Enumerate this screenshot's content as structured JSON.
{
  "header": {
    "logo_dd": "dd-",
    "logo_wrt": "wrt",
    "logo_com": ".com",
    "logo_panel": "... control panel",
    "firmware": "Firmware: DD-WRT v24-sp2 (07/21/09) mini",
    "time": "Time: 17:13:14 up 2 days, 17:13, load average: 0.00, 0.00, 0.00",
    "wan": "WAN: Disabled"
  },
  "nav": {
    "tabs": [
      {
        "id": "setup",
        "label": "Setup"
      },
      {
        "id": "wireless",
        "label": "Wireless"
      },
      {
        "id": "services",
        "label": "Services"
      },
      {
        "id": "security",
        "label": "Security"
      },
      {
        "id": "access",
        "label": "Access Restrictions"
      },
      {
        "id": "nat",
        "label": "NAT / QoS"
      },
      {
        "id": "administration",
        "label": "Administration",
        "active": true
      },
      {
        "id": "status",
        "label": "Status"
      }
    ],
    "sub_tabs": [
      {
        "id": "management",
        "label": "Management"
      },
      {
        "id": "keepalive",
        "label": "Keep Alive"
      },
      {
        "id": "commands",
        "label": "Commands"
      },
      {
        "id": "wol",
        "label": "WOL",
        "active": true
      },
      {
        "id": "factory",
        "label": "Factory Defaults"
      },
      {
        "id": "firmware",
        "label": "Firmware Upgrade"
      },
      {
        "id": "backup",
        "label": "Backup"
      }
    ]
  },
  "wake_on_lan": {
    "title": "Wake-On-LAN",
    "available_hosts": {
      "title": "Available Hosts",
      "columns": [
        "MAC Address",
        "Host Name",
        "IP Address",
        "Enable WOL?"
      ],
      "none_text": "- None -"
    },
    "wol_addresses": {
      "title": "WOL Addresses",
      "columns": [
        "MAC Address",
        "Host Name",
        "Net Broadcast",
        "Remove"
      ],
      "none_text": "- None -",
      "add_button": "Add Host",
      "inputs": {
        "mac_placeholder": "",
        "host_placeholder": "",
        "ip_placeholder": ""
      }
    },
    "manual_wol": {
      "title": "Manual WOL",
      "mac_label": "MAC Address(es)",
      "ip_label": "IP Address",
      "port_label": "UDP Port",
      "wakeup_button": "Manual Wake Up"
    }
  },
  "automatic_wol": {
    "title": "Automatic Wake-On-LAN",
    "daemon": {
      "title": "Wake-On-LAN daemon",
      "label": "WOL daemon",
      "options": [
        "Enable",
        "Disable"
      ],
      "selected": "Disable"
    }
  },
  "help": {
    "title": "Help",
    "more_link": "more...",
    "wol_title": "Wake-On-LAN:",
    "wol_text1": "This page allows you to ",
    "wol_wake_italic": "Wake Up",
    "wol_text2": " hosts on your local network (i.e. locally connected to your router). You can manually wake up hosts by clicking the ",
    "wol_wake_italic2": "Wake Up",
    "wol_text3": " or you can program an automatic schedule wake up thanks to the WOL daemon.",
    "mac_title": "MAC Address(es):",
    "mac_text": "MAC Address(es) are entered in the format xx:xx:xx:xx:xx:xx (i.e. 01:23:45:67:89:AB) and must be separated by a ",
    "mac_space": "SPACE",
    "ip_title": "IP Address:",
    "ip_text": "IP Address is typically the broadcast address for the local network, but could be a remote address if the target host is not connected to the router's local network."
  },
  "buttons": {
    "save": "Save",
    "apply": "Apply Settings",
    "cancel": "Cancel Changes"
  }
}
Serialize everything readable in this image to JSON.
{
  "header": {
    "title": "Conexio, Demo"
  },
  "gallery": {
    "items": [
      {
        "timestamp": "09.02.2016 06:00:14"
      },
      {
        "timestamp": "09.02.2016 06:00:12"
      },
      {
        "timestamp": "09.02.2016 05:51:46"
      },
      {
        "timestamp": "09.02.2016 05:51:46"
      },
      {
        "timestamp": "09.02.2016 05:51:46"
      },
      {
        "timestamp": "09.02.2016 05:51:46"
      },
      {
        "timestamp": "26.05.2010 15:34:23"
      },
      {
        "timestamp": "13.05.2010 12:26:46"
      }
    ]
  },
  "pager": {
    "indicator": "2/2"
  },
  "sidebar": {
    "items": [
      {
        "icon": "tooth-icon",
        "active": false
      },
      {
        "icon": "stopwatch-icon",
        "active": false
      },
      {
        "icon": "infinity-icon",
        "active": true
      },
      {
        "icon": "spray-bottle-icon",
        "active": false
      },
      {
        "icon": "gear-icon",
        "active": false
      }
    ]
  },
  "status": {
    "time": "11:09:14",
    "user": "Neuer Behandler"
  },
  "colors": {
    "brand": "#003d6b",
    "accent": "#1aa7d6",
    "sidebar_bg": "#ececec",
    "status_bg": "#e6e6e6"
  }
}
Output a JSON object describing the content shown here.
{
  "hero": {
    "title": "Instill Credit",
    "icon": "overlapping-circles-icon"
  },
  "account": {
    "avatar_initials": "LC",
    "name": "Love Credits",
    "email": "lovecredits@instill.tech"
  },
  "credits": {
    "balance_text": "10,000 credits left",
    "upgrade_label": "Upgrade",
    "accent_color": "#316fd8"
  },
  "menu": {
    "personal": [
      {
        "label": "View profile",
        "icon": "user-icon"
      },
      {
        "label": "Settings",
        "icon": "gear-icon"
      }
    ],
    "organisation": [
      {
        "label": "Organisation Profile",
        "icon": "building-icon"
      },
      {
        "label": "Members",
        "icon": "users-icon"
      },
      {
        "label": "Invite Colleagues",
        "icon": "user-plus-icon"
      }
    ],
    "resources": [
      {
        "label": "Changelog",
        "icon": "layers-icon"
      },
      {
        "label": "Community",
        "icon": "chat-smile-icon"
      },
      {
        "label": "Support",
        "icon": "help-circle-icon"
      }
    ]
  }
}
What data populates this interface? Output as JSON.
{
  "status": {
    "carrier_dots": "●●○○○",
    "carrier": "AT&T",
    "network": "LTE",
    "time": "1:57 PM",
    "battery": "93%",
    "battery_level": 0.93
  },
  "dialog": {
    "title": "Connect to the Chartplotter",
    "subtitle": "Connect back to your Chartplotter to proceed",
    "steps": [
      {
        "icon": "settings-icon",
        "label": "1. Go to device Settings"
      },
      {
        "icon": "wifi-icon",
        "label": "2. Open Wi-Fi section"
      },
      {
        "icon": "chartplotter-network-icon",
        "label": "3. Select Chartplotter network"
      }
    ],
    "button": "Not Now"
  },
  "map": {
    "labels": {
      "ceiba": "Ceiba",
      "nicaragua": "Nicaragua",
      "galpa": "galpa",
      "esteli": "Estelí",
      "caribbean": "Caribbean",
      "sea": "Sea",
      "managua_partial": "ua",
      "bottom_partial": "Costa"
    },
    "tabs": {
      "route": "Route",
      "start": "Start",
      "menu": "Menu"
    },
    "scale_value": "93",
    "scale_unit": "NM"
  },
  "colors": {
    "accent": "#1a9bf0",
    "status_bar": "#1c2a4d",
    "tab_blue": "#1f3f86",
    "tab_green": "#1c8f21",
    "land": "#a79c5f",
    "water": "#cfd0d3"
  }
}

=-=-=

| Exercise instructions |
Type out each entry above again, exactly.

| Task solution |
Enumerate this screenshot's content as structured JSON.
{
  "header": {
    "logo_dd": "dd-",
    "logo_wrt": "wrt",
    "logo_com": ".com",
    "logo_panel": "... control panel",
    "firmware": "Firmware: DD-WRT v24-sp2 (07/21/09) mini",
    "time": "Time: 17:13:14 up 2 days, 17:13, load average: 0.00, 0.00, 0.00",
    "wan": "WAN: Disabled"
  },
  "nav": {
    "tabs": [
      {
        "id": "setup",
        "label": "Setup"
      },
      {
        "id": "wireless",
        "label": "Wireless"
      },
      {
        "id": "services",
        "label": "Services"
      },
      {
        "id": "security",
        "label": "Security"
      },
      {
        "id": "access",
        "label": "Access Restrictions"
      },
      {
        "id": "nat",
        "label": "NAT / QoS"
      },
      {
        "id": "administration",
        "label": "Administration",
        "active": true
      },
      {
        "id": "status",
        "label": "Status"
      }
    ],
    "sub_tabs": [
      {
        "id": "management",
        "label": "Management"
      },
      {
        "id": "keepalive",
        "label": "Keep Alive"
      },
      {
        "id": "commands",
        "label": "Commands"
      },
      {
        "id": "wol",
        "label": "WOL",
        "active": true
      },
      {
        "id": "factory",
        "label": "Factory Defaults"
      },
      {
        "id": "firmware",
        "label": "Firmware Upgrade"
      },
      {
        "id": "backup",
        "label": "Backup"
      }
    ]
  },
  "wake_on_lan": {
    "title": "Wake-On-LAN",
    "available_hosts": {
      "title": "Available Hosts",
      "columns": [
        "MAC Address",
        "Host Name",
        "IP Address",
        "Enable WOL?"
      ],
      "none_text": "- None -"
    },
    "wol_addresses": {
      "title": "WOL Addresses",
      "columns": [
        "MAC Address",
        "Host Name",
        "Net Broadcast",
        "Remove"
      ],
      "none_text": "- None -",
      "add_button": "Add Host",
      "inputs": {
        "mac_placeholder": "",
        "host_placeholder": "",
        "ip_placeholder": ""
      }
    },
    "manual_wol": {
      "title": "Manual WOL",
      "mac_label": "MAC Address(es)",
      "ip_label": "IP Address",
      "port_label": "UDP Port",
      "wakeup_button": "Manual Wake Up"
    }
  },
  "automatic_wol": {
    "title": "Automatic Wake-On-LAN",
    "daemon": {
      "title": "Wake-On-LAN daemon",
      "label": "WOL daemon",
      "options": [
        "Enable",
        "Disable"
      ],
      "selected": "Disable"
    }
  },
  "help": {
    "title": "Help",
    "more_link": "more...",
    "wol_title": "Wake-On-LAN:",
    "wol_text1": "This page allows you to ",
    "wol_wake_italic": "Wake Up",
    "wol_text2": " hosts on your local network (i.e. locally connected to your router). You can manually wake up hosts by clicking the ",
    "wol_wake_italic2": "Wake Up",
    "wol_text3": " or you can program an automatic schedule wake up thanks to the WOL daemon.",
    "mac_title": "MAC Address(es):",
    "mac_text": "MAC Address(es) are entered in the format xx:xx:xx:xx:xx:xx (i.e. 01:23:45:67:89:AB) and must be separated by a ",
    "mac_space": "SPACE",
    "ip_title": "IP Address:",
    "ip_text": "IP Address is typically the broadcast address for the local network, but could be a remote address if the target host is not connected to the router's local network."
  },
  "buttons": {
    "save": "Save",
    "apply": "Apply Settings",
    "cancel": "Cancel Changes"
  }
}
Serialize everything readable in this image to JSON.
{
  "header": {
    "title": "Conexio, Demo"
  },
  "gallery": {
    "items": [
      {
        "timestamp": "09.02.2016 06:00:14"
      },
      {
        "timestamp": "09.02.2016 06:00:12"
      },
      {
        "timestamp": "09.02.2016 05:51:46"
      },
      {
        "timestamp": "09.02.2016 05:51:46"
      },
      {
        "timestamp": "09.02.2016 05:51:46"
      },
      {
        "timestamp": "09.02.2016 05:51:46"
      },
      {
        "timestamp": "26.05.2010 15:34:23"
      },
      {
        "timestamp": "13.05.2010 12:26:46"
      }
    ]
  },
  "pager": {
    "indicator": "2/2"
  },
  "sidebar": {
    "items": [
      {
        "icon": "tooth-icon",
        "active": false
      },
      {
        "icon": "stopwatch-icon",
        "active": false
      },
      {
        "icon": "infinity-icon",
        "active": true
      },
      {
        "icon": "spray-bottle-icon",
        "active": false
      },
      {
        "icon": "gear-icon",
        "active": false
      }
    ]
  },
  "status": {
    "time": "11:09:14",
    "user": "Neuer Behandler"
  },
  "colors": {
    "brand": "#003d6b",
    "accent": "#1aa7d6",
    "sidebar_bg": "#ececec",
    "status_bg": "#e6e6e6"
  }
}
Output a JSON object describing the content shown here.
{
  "hero": {
    "title": "Instill Credit",
    "icon": "overlapping-circles-icon"
  },
  "account": {
    "avatar_initials": "LC",
    "name": "Love Credits",
    "email": "lovecredits@instill.tech"
  },
  "credits": {
    "balance_text": "10,000 credits left",
    "upgrade_label": "Upgrade",
    "accent_color": "#316fd8"
  },
  "menu": {
    "personal": [
      {
        "label": "View profile",
        "icon": "user-icon"
      },
      {
        "label": "Settings",
        "icon": "gear-icon"
      }
    ],
    "organisation": [
      {
        "label": "Organisation Profile",
        "icon": "building-icon"
      },
      {
        "label": "Members",
        "icon": "users-icon"
      },
      {
        "label": "Invite Colleagues",
        "icon": "user-plus-icon"
      }
    ],
    "resources": [
      {
        "label": "Changelog",
        "icon": "layers-icon"
      },
      {
        "label": "Community",
        "icon": "chat-smile-icon"
      },
      {
        "label": "Support",
        "icon": "help-circle-icon"
      }
    ]
  }
}
What data populates this interface? Output as JSON.
{
  "status": {
    "carrier_dots": "●●○○○",
    "carrier": "AT&T",
    "network": "LTE",
    "time": "1:57 PM",
    "battery": "93%",
    "battery_level": 0.93
  },
  "dialog": {
    "title": "Connect to the Chartplotter",
    "subtitle": "Connect back to your Chartplotter to proceed",
    "steps": [
      {
        "icon": "settings-icon",
        "label": "1. Go to device Settings"
      },
      {
        "icon": "wifi-icon",
        "label": "2. Open Wi-Fi section"
      },
      {
        "icon": "chartplotter-network-icon",
        "label": "3. Select Chartplotter network"
      }
    ],
    "button": "Not Now"
  },
  "map": {
    "labels": {
      "ceiba": "Ceiba",
      "nicaragua": "Nicaragua",
      "galpa": "galpa",
      "esteli": "Estelí",
      "caribbean": "Caribbean",
      "sea": "Sea",
      "managua_partial": "ua",
      "bottom_partial": "Costa"
    },
    "tabs": {
      "route": "Route",
      "start": "Start",
      "menu": "Menu"
    },
    "scale_value": "93",
    "scale_unit": "NM"
  },
  "colors": {
    "accent": "#1a9bf0",
    "status_bar": "#1c2a4d",
    "tab_blue": "#1f3f86",
    "tab_green": "#1c8f21",
    "land": "#a79c5f",
    "water": "#cfd0d3"
  }
}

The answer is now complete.